• **Task directions**: Output all of the records word for word and drop the images.

[Web page and app entries]
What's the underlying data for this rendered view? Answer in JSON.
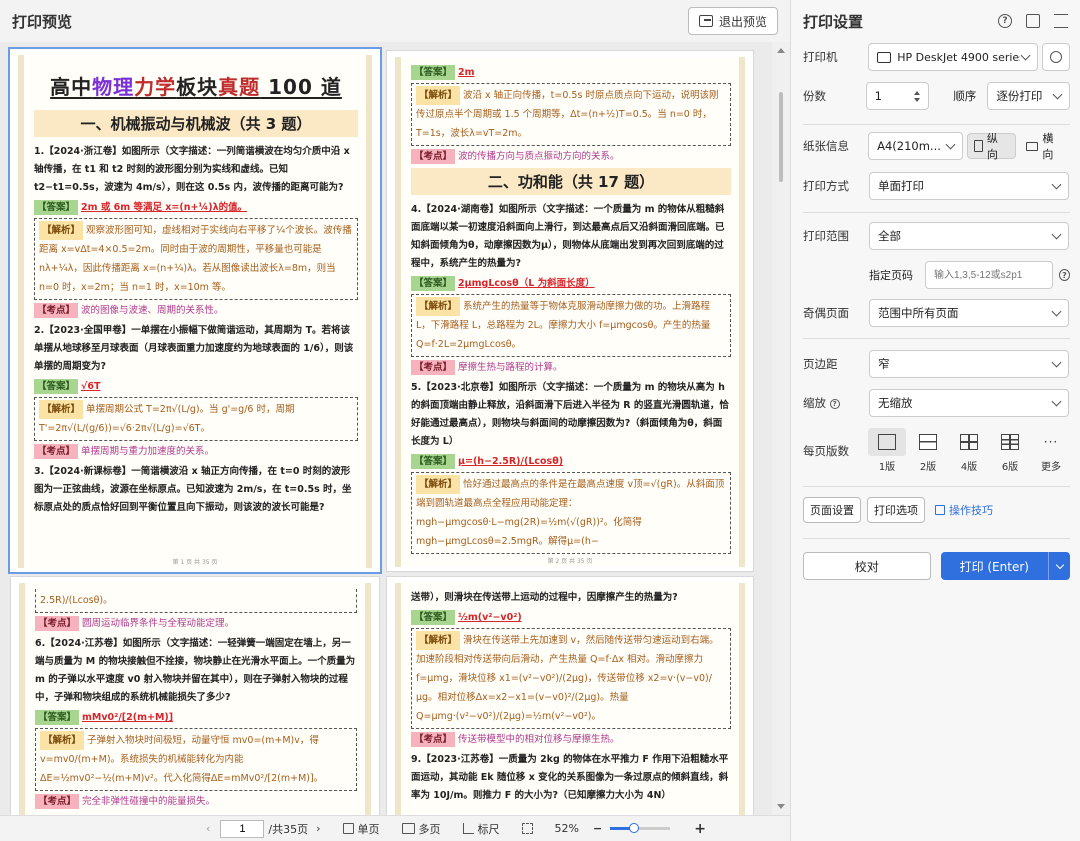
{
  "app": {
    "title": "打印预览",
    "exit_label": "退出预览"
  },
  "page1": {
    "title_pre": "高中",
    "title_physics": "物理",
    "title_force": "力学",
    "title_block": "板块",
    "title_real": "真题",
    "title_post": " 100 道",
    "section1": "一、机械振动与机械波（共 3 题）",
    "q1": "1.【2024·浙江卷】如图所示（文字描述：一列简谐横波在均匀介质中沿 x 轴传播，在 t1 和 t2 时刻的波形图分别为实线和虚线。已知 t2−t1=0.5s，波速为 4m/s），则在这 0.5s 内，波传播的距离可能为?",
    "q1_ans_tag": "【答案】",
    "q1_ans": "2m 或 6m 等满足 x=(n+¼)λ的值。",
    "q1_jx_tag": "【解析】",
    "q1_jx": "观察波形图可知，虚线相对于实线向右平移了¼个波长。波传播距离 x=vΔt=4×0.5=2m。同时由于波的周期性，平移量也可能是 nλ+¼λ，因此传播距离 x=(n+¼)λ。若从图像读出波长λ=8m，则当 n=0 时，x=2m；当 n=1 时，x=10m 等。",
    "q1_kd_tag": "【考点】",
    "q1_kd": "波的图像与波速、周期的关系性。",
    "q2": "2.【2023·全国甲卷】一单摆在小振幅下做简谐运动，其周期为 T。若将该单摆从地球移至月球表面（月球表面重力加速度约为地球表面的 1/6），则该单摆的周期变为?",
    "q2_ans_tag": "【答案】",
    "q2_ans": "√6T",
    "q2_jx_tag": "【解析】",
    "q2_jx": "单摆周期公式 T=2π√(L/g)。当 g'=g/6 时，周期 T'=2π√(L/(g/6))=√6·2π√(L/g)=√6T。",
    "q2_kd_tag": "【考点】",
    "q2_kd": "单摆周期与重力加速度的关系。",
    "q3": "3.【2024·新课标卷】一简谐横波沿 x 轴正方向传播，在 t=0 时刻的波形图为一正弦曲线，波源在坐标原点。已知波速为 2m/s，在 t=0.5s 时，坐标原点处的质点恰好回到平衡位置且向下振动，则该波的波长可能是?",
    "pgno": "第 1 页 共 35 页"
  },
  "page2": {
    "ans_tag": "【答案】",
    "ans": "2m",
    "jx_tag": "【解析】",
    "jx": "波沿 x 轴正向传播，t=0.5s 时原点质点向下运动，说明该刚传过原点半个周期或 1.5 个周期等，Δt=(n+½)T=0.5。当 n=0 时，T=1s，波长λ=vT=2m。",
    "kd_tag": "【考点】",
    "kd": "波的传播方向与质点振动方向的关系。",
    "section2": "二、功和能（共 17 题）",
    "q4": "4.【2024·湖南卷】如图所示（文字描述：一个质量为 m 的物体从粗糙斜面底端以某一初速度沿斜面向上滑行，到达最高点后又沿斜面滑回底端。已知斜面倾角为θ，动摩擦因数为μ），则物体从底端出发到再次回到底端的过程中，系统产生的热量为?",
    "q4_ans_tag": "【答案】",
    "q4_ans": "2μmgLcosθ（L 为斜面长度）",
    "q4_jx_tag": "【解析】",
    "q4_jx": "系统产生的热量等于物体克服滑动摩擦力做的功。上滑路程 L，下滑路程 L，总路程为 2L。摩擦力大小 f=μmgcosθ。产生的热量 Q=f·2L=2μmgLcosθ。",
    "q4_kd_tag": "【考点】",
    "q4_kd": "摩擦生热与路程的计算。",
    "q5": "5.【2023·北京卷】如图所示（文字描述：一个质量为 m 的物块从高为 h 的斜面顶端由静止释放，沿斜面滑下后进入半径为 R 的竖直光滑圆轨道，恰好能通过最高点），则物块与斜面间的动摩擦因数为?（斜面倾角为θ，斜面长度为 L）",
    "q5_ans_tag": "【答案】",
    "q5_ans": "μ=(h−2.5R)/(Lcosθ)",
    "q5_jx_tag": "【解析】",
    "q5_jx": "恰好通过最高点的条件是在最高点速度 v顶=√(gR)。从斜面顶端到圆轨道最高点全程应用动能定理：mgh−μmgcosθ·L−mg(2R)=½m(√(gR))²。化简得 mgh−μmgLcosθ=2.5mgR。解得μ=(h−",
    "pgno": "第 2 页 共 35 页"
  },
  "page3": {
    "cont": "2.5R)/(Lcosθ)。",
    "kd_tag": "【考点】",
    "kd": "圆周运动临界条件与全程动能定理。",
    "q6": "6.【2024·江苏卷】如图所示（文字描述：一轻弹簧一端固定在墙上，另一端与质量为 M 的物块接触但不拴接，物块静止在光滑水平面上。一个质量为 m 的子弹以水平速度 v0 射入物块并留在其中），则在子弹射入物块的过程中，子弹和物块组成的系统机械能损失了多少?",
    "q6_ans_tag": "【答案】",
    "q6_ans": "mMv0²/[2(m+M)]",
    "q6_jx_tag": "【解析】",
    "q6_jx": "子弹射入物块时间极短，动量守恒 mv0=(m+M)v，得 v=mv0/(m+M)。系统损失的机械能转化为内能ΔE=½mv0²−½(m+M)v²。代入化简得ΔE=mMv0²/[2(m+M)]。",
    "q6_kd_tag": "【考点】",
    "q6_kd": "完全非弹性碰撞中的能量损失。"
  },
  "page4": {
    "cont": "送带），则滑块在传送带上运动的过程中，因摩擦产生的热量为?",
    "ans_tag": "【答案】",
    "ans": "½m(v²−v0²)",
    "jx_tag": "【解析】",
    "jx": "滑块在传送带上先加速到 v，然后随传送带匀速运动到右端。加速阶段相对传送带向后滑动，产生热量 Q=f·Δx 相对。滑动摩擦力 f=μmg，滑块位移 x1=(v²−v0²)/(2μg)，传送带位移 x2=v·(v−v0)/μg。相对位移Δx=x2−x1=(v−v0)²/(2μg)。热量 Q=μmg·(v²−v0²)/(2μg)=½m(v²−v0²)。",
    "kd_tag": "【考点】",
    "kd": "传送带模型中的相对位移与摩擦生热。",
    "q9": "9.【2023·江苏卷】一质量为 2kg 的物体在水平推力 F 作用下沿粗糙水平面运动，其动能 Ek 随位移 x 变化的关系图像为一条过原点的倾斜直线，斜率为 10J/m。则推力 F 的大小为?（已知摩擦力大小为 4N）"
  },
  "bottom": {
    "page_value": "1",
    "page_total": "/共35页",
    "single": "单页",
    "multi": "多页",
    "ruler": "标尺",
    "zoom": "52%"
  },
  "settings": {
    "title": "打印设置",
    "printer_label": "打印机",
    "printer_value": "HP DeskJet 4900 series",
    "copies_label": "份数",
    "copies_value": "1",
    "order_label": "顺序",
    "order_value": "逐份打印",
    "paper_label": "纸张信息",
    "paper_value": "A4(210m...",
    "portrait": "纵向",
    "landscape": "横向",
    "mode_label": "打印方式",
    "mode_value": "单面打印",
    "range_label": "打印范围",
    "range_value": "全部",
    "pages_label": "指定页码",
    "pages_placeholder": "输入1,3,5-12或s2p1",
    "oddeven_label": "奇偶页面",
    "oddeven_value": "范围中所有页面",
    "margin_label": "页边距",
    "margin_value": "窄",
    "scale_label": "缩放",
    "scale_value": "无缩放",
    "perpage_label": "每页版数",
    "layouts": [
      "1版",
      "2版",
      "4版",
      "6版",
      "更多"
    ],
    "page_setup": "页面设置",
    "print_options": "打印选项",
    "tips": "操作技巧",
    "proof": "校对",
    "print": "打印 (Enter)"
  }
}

• **Solution for this problem**:
What's the underlying data for this rendered view? Answer in JSON.
{
  "app": {
    "title": "打印预览",
    "exit_label": "退出预览"
  },
  "page1": {
    "title_pre": "高中",
    "title_physics": "物理",
    "title_force": "力学",
    "title_block": "板块",
    "title_real": "真题",
    "title_post": " 100 道",
    "section1": "一、机械振动与机械波（共 3 题）",
    "q1": "1.【2024·浙江卷】如图所示（文字描述：一列简谐横波在均匀介质中沿 x 轴传播，在 t1 和 t2 时刻的波形图分别为实线和虚线。已知 t2−t1=0.5s，波速为 4m/s），则在这 0.5s 内，波传播的距离可能为?",
    "q1_ans_tag": "【答案】",
    "q1_ans": "2m 或 6m 等满足 x=(n+¼)λ的值。",
    "q1_jx_tag": "【解析】",
    "q1_jx": "观察波形图可知，虚线相对于实线向右平移了¼个波长。波传播距离 x=vΔt=4×0.5=2m。同时由于波的周期性，平移量也可能是 nλ+¼λ，因此传播距离 x=(n+¼)λ。若从图像读出波长λ=8m，则当 n=0 时，x=2m；当 n=1 时，x=10m 等。",
    "q1_kd_tag": "【考点】",
    "q1_kd": "波的图像与波速、周期的关系性。",
    "q2": "2.【2023·全国甲卷】一单摆在小振幅下做简谐运动，其周期为 T。若将该单摆从地球移至月球表面（月球表面重力加速度约为地球表面的 1/6），则该单摆的周期变为?",
    "q2_ans_tag": "【答案】",
    "q2_ans": "√6T",
    "q2_jx_tag": "【解析】",
    "q2_jx": "单摆周期公式 T=2π√(L/g)。当 g'=g/6 时，周期 T'=2π√(L/(g/6))=√6·2π√(L/g)=√6T。",
    "q2_kd_tag": "【考点】",
    "q2_kd": "单摆周期与重力加速度的关系。",
    "q3": "3.【2024·新课标卷】一简谐横波沿 x 轴正方向传播，在 t=0 时刻的波形图为一正弦曲线，波源在坐标原点。已知波速为 2m/s，在 t=0.5s 时，坐标原点处的质点恰好回到平衡位置且向下振动，则该波的波长可能是?",
    "pgno": "第 1 页 共 35 页"
  },
  "page2": {
    "ans_tag": "【答案】",
    "ans": "2m",
    "jx_tag": "【解析】",
    "jx": "波沿 x 轴正向传播，t=0.5s 时原点质点向下运动，说明该刚传过原点半个周期或 1.5 个周期等，Δt=(n+½)T=0.5。当 n=0 时，T=1s，波长λ=vT=2m。",
    "kd_tag": "【考点】",
    "kd": "波的传播方向与质点振动方向的关系。",
    "section2": "二、功和能（共 17 题）",
    "q4": "4.【2024·湖南卷】如图所示（文字描述：一个质量为 m 的物体从粗糙斜面底端以某一初速度沿斜面向上滑行，到达最高点后又沿斜面滑回底端。已知斜面倾角为θ，动摩擦因数为μ），则物体从底端出发到再次回到底端的过程中，系统产生的热量为?",
    "q4_ans_tag": "【答案】",
    "q4_ans": "2μmgLcosθ（L 为斜面长度）",
    "q4_jx_tag": "【解析】",
    "q4_jx": "系统产生的热量等于物体克服滑动摩擦力做的功。上滑路程 L，下滑路程 L，总路程为 2L。摩擦力大小 f=μmgcosθ。产生的热量 Q=f·2L=2μmgLcosθ。",
    "q4_kd_tag": "【考点】",
    "q4_kd": "摩擦生热与路程的计算。",
    "q5": "5.【2023·北京卷】如图所示（文字描述：一个质量为 m 的物块从高为 h 的斜面顶端由静止释放，沿斜面滑下后进入半径为 R 的竖直光滑圆轨道，恰好能通过最高点），则物块与斜面间的动摩擦因数为?（斜面倾角为θ，斜面长度为 L）",
    "q5_ans_tag": "【答案】",
    "q5_ans": "μ=(h−2.5R)/(Lcosθ)",
    "q5_jx_tag": "【解析】",
    "q5_jx": "恰好通过最高点的条件是在最高点速度 v顶=√(gR)。从斜面顶端到圆轨道最高点全程应用动能定理：mgh−μmgcosθ·L−mg(2R)=½m(√(gR))²。化简得 mgh−μmgLcosθ=2.5mgR。解得μ=(h−",
    "pgno": "第 2 页 共 35 页"
  },
  "page3": {
    "cont": "2.5R)/(Lcosθ)。",
    "kd_tag": "【考点】",
    "kd": "圆周运动临界条件与全程动能定理。",
    "q6": "6.【2024·江苏卷】如图所示（文字描述：一轻弹簧一端固定在墙上，另一端与质量为 M 的物块接触但不拴接，物块静止在光滑水平面上。一个质量为 m 的子弹以水平速度 v0 射入物块并留在其中），则在子弹射入物块的过程中，子弹和物块组成的系统机械能损失了多少?",
    "q6_ans_tag": "【答案】",
    "q6_ans": "mMv0²/[2(m+M)]",
    "q6_jx_tag": "【解析】",
    "q6_jx": "子弹射入物块时间极短，动量守恒 mv0=(m+M)v，得 v=mv0/(m+M)。系统损失的机械能转化为内能ΔE=½mv0²−½(m+M)v²。代入化简得ΔE=mMv0²/[2(m+M)]。",
    "q6_kd_tag": "【考点】",
    "q6_kd": "完全非弹性碰撞中的能量损失。"
  },
  "page4": {
    "cont": "送带），则滑块在传送带上运动的过程中，因摩擦产生的热量为?",
    "ans_tag": "【答案】",
    "ans": "½m(v²−v0²)",
    "jx_tag": "【解析】",
    "jx": "滑块在传送带上先加速到 v，然后随传送带匀速运动到右端。加速阶段相对传送带向后滑动，产生热量 Q=f·Δx 相对。滑动摩擦力 f=μmg，滑块位移 x1=(v²−v0²)/(2μg)，传送带位移 x2=v·(v−v0)/μg。相对位移Δx=x2−x1=(v−v0)²/(2μg)。热量 Q=μmg·(v²−v0²)/(2μg)=½m(v²−v0²)。",
    "kd_tag": "【考点】",
    "kd": "传送带模型中的相对位移与摩擦生热。",
    "q9": "9.【2023·江苏卷】一质量为 2kg 的物体在水平推力 F 作用下沿粗糙水平面运动，其动能 Ek 随位移 x 变化的关系图像为一条过原点的倾斜直线，斜率为 10J/m。则推力 F 的大小为?（已知摩擦力大小为 4N）"
  },
  "bottom": {
    "page_value": "1",
    "page_total": "/共35页",
    "single": "单页",
    "multi": "多页",
    "ruler": "标尺",
    "zoom": "52%"
  },
  "settings": {
    "title": "打印设置",
    "printer_label": "打印机",
    "printer_value": "HP DeskJet 4900 series",
    "copies_label": "份数",
    "copies_value": "1",
    "order_label": "顺序",
    "order_value": "逐份打印",
    "paper_label": "纸张信息",
    "paper_value": "A4(210m...",
    "portrait": "纵向",
    "landscape": "横向",
    "mode_label": "打印方式",
    "mode_value": "单面打印",
    "range_label": "打印范围",
    "range_value": "全部",
    "pages_label": "指定页码",
    "pages_placeholder": "输入1,3,5-12或s2p1",
    "oddeven_label": "奇偶页面",
    "oddeven_value": "范围中所有页面",
    "margin_label": "页边距",
    "margin_value": "窄",
    "scale_label": "缩放",
    "scale_value": "无缩放",
    "perpage_label": "每页版数",
    "layouts": [
      "1版",
      "2版",
      "4版",
      "6版",
      "更多"
    ],
    "page_setup": "页面设置",
    "print_options": "打印选项",
    "tips": "操作技巧",
    "proof": "校对",
    "print": "打印 (Enter)"
  }
}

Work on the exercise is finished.